Vote on pension fails 5-2
The Blue Earth City Council took two votes at last Monday night’s regular meeting that dealt with the 2019 city budget, and one of those decisions came after some impassioned debate.
In the one case, they voted to approve adding up to $95,000 to the budget for a new slide for the Blue Earth Community Pool.
On the other item, the council had a 5-2 vote to not reinstate $12,000 into the budget for additional funds for the Blue Earth Fire Department Firemens’ Relief Pension Fund.
A motion to cut the $12,000 from the budget had been passed at a previous council meeting.
Last Monday night the motion was made by councilman John Huisman to reput it back into the proposed budget, after first making a plea to have the funds reinstated and asking for someone to please second his motion.
Councilman Glenn Gaylord made the second, just to get it on the table for more discussion, he said.
Gaylord then presented figures which he said showed the pension fund was fully funded without any additional contribution needed from the council this coming year.
“There is $1,422,717 in that fund,” Gaylord said. “If you cashed that out today and paid every firemen what he was due at his retirement, you would still have $314,418 left.”
Firemen’s Relief Association treasurer Chris Mathews said there is a reason the pension monies are over funded and that has to do with changes in the way the stock market goes. He said the fund took a hit in the crash of 2008. He also disputed Gaylord’s figures, saying the current balance in the fund was $1.292 million.
Gaylord praised the firemen for the hard work they do, and said no one appreciates what they do more than he does, but added he felt the fund was adequate at this time.
“I see you guys at fires and car accidents and I support you and the department,” he said. “But this decision does not have to do with how much you do. We have to look at all items in the budget, all the departments, to try and get to a balanced budget.”
Mayor Rick Scholtes also praised the fire department and said this dropping of the $12,000 has nothing to do with their dedication and the city’s appreciation of their hard work.
“We raised what you get for your pension per year, and every firemen is going to get every penny of what they are due when they retire, whether we do this $12,000 or not,” Scholtes said. “And this is a one-year thing.

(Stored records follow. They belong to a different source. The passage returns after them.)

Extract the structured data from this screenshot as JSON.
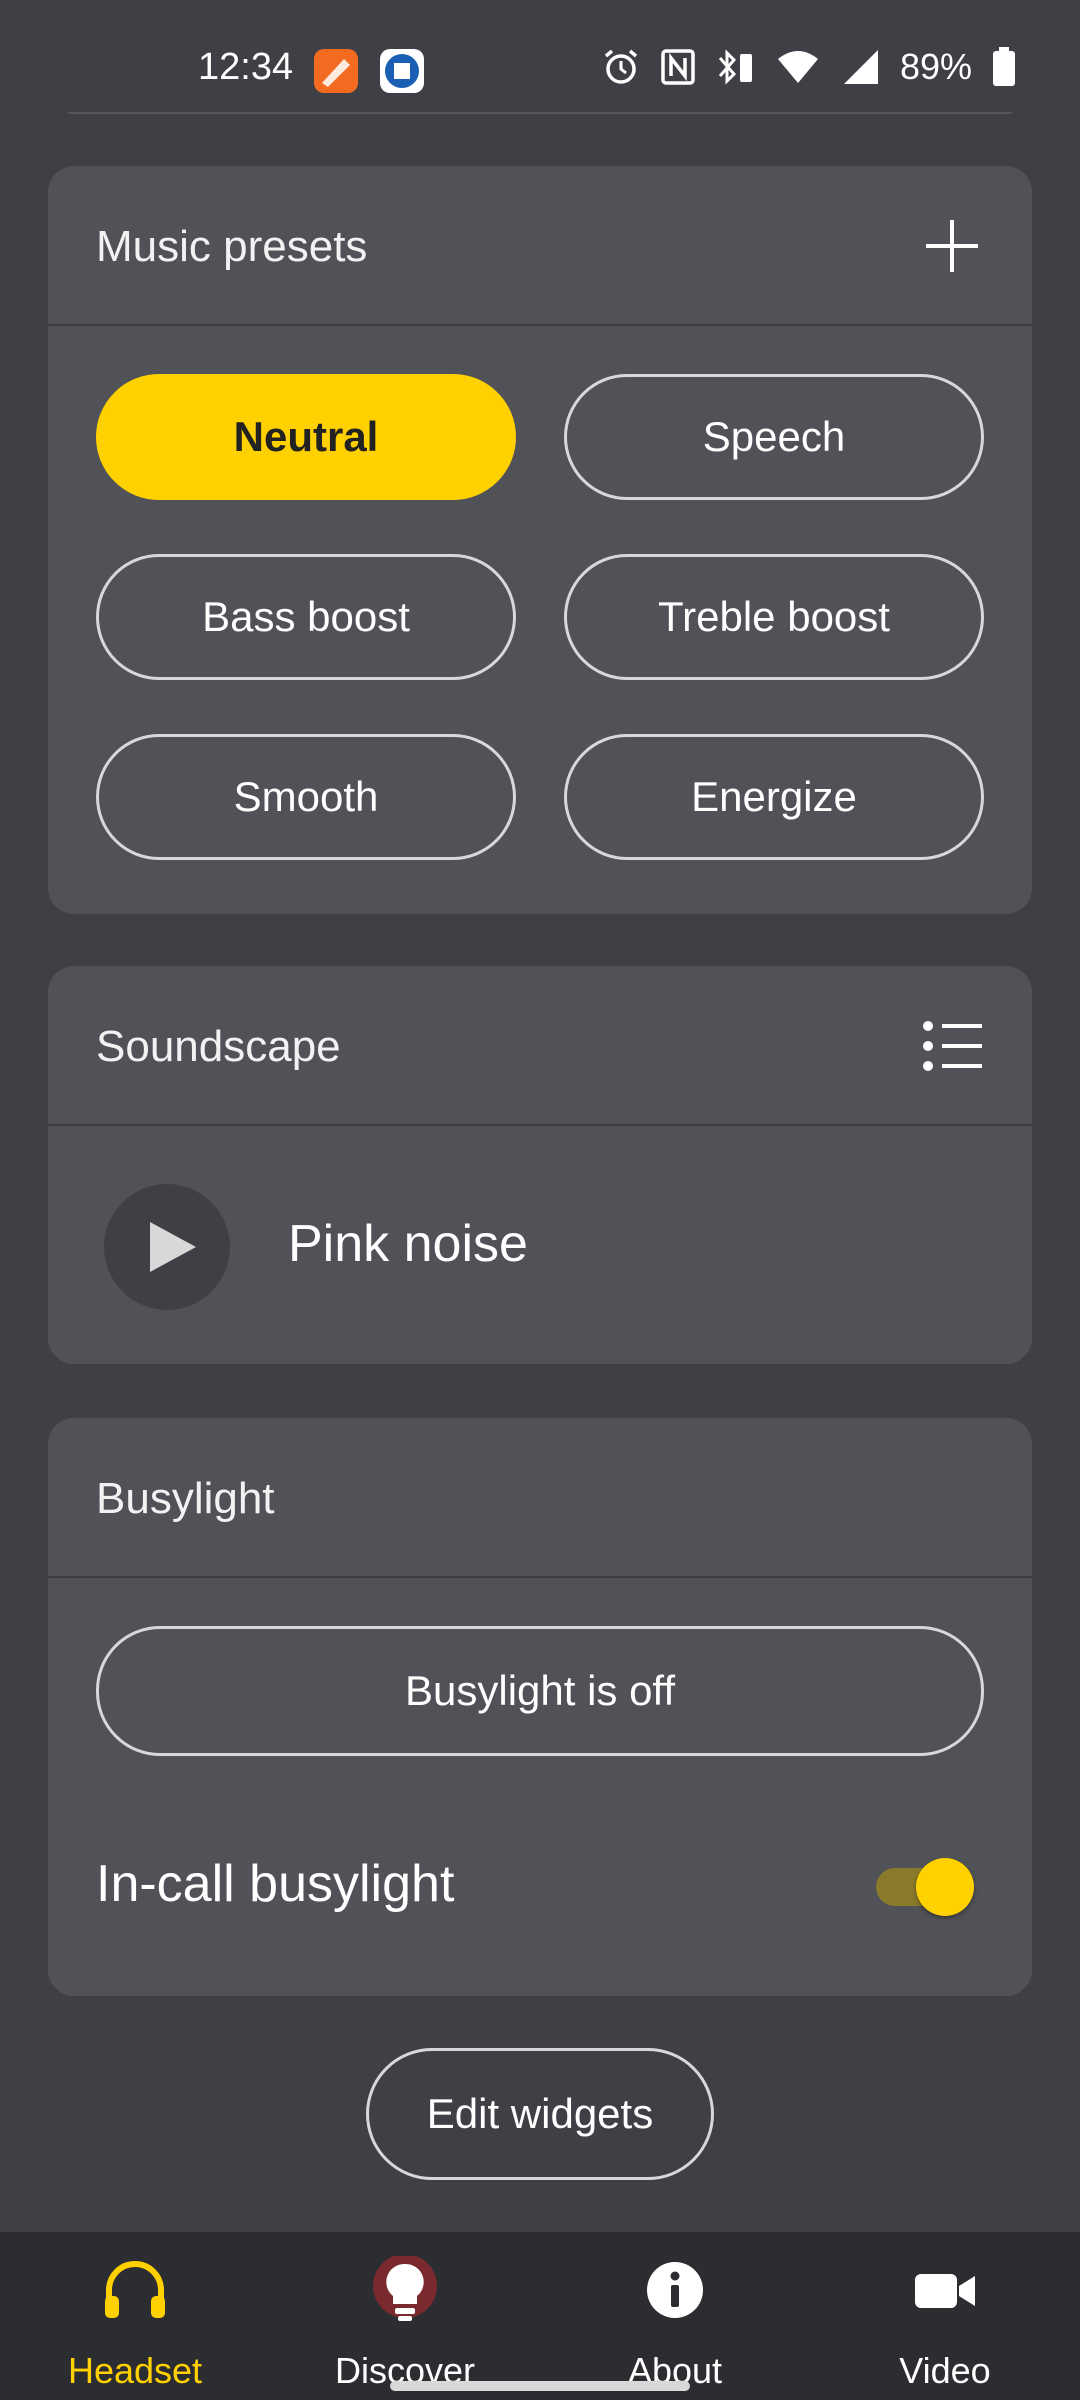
{
  "status_bar": {
    "time": "12:34",
    "battery_percent": "89%",
    "icons": [
      "alarm-icon",
      "nfc-icon",
      "bluetooth-battery-icon",
      "wifi-icon",
      "signal-icon",
      "battery-icon"
    ]
  },
  "music_presets": {
    "title": "Music presets",
    "add_icon": "plus-icon",
    "presets": [
      {
        "label": "Neutral",
        "selected": true
      },
      {
        "label": "Speech",
        "selected": false
      },
      {
        "label": "Bass boost",
        "selected": false
      },
      {
        "label": "Treble boost",
        "selected": false
      },
      {
        "label": "Smooth",
        "selected": false
      },
      {
        "label": "Energize",
        "selected": false
      }
    ]
  },
  "soundscape": {
    "title": "Soundscape",
    "list_icon": "list-icon",
    "current": "Pink noise",
    "play_icon": "play-icon"
  },
  "busylight": {
    "title": "Busylight",
    "button_label": "Busylight is off",
    "in_call_label": "In-call busylight",
    "in_call_enabled": true
  },
  "edit_widgets_label": "Edit widgets",
  "nav": {
    "items": [
      {
        "label": "Headset",
        "icon": "headset-icon",
        "active": true
      },
      {
        "label": "Discover",
        "icon": "lightbulb-icon",
        "active": false
      },
      {
        "label": "About",
        "icon": "info-icon",
        "active": false
      },
      {
        "label": "Video",
        "icon": "video-camera-icon",
        "active": false
      }
    ]
  },
  "colors": {
    "accent": "#ffd100",
    "background": "#3f4045",
    "card": "#515257",
    "navbar": "#2c2d31"
  }
}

I fully believe we will budget the extra $12,000 the next year.”
Huisman responded that it was not all about the money.
“That $12,000 is just 3.9 percent of the budget,” he said. “This is more about preserving this pension fund, and being consistent in funding it. This is no time to quit this. I just don’t understand this.”

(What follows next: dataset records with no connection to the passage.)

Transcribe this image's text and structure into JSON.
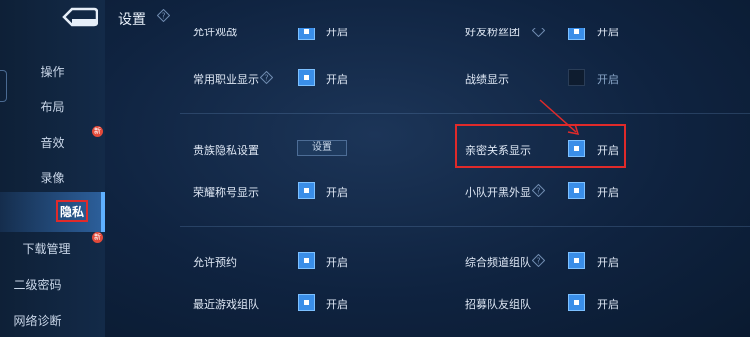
{
  "header": {
    "title": "设置"
  },
  "sidebar": {
    "items": [
      {
        "label": "操作",
        "badge": ""
      },
      {
        "label": "布局",
        "badge": ""
      },
      {
        "label": "音效",
        "badge": "新"
      },
      {
        "label": "录像",
        "badge": ""
      },
      {
        "label": "隐私",
        "badge": ""
      },
      {
        "label": "下载管理",
        "badge": "新"
      },
      {
        "label": "二级密码",
        "badge": ""
      },
      {
        "label": "网络诊断",
        "badge": ""
      }
    ],
    "active": "隐私"
  },
  "settings": {
    "left": [
      {
        "label": "允许观战",
        "state": "开启",
        "checked": true
      },
      {
        "label": "常用职业显示",
        "state": "开启",
        "checked": true
      },
      {
        "label": "贵族隐私设置",
        "button": "设置"
      },
      {
        "label": "荣耀称号显示",
        "state": "开启",
        "checked": true
      },
      {
        "label": "允许预约",
        "state": "开启",
        "checked": true
      },
      {
        "label": "最近游戏组队",
        "state": "开启",
        "checked": true
      }
    ],
    "right": [
      {
        "label": "好友粉丝团",
        "state": "开启",
        "checked": true
      },
      {
        "label": "战绩显示",
        "state": "开启",
        "checked": false
      },
      {
        "label": "亲密关系显示",
        "state": "开启",
        "checked": true
      },
      {
        "label": "小队开黑外显",
        "state": "开启",
        "checked": true
      },
      {
        "label": "综合频道组队",
        "state": "开启",
        "checked": true
      },
      {
        "label": "招募队友组队",
        "state": "开启",
        "checked": true
      }
    ]
  },
  "colors": {
    "accent": "#3a8ee8",
    "highlight": "#e02a2a",
    "background": "#0f2340"
  }
}
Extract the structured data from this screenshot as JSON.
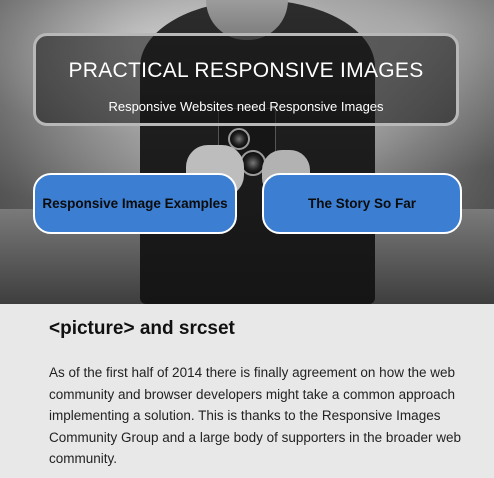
{
  "hero": {
    "title": "PRACTICAL RESPONSIVE IMAGES",
    "subtitle": "Responsive Websites need Responsive Images"
  },
  "nav": {
    "examples_label": "Responsive Image Examples",
    "story_label": "The Story So Far"
  },
  "article": {
    "heading": "<picture> and srcset",
    "body": "As of the first half of 2014 there is finally agreement on how the web community and browser developers might take a common approach implementing a solution. This is thanks to the Responsive Images Community Group and a large body of supporters in the broader web community."
  },
  "colors": {
    "button_blue": "#3c7fd2",
    "content_bg": "#e8e8e8"
  }
}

For the pool slide, the council looked at several proposals for the cost of a new slide that ranged from just under $85,000 to just over $86,000.
The council discussed the community fundraising that had been done for the slide, which means the city would end up paying around $60,000 for the new slide after accounting for the donation from the Pool Slide Committee.
The council looked at the overall preliminary 2019 budget which showed an overall increase from this year of $64,137.10. That will cause a 3.5 percent increase in the tax levy.
However, the actual final version of the budget will be set at either the Dec. 3 or Dec. 17 council meeting.
On Dec. 3, the council will hold its required Truth In Taxation Hearing at 6 p.m. as part of the regular meeting. Citizens can attend to hear about the budget in detail at that time.